Digital citizenship is a set of principles designed to guide how individuals behave on the Internet and hold them accountable for their actions, such as safety, etiquette and online ethics. The University of Edinburgh provides an exhaustive resource on digital citizenship here.

As digital technology becomes an ever-increasing part of daily life, it has never been more important to educate children on its proper use and ethics. Failing to do so may result in serious legal ramifications; therefore educators should develop curriculum relevant to students’ age and grade level while instilling in them an attitude of responsibility when using tech devices.

Becoming a responsible digital citizen requires having an in-depth knowledge of copyright law. This includes understanding the distinctions between fair use and infringement as well as which works are protected. This knowledge is particularly essential for educators who may need to reproduce copyrighted material in their classes; those unaware of these laws could unwittingly infringe someone’s rights unknowingly, leading to fines or jail time being levied against them. For additional advice regarding what is covered and not by copyright rights should contact an organization such as Alliance for Intellectual Property Education for guidance or expert guidance from other experts such as those offered by Alliance for Intellectual Property Education for assistance. To know more about If You Want to Become a Digital Citizen, You only Have to Buy a Piece of Technology. just follow us: Royal Reels Casino
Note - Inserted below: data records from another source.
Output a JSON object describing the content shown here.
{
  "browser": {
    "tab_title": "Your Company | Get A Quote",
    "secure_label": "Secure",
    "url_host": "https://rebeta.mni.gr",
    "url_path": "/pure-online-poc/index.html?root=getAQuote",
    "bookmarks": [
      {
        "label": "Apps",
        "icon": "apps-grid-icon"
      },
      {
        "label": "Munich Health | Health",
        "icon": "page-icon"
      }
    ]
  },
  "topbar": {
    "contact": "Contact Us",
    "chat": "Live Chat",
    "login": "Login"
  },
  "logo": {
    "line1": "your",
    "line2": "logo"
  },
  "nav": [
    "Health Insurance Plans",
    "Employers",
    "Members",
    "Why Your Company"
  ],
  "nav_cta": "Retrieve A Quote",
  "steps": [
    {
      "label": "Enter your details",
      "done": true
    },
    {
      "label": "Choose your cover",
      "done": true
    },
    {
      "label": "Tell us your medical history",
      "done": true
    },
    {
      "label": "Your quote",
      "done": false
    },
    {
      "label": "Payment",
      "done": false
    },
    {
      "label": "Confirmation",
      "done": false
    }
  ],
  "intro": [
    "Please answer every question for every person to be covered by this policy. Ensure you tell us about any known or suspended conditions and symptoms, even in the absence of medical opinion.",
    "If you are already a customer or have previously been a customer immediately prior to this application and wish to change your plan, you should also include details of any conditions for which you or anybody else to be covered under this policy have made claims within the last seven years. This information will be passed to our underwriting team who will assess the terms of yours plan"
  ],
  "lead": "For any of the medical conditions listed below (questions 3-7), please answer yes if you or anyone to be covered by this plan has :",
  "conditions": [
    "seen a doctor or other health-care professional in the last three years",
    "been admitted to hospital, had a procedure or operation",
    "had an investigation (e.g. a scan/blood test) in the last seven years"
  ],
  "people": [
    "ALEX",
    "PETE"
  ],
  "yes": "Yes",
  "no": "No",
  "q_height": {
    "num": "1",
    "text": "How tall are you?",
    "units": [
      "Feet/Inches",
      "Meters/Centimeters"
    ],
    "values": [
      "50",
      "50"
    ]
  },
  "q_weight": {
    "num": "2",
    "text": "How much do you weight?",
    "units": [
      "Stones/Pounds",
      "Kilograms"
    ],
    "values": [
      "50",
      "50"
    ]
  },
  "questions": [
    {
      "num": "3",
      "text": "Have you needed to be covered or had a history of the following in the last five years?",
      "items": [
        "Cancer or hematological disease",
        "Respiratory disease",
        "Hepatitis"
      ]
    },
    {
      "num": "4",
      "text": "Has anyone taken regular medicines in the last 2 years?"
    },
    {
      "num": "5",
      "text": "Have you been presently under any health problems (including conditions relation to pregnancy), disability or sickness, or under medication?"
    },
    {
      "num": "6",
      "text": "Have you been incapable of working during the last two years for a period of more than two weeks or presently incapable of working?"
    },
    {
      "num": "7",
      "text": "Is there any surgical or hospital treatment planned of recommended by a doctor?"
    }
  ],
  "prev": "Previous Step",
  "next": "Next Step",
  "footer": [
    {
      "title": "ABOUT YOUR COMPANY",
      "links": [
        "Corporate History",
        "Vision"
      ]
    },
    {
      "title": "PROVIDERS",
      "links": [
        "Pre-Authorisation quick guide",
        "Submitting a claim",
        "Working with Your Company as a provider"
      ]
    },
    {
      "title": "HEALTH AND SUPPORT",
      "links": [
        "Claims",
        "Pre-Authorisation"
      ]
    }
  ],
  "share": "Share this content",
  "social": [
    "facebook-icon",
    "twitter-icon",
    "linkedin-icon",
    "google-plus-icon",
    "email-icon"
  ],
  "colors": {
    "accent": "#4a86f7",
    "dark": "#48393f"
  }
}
Leave a Reply

Your email address will not be published. Required fields are marked *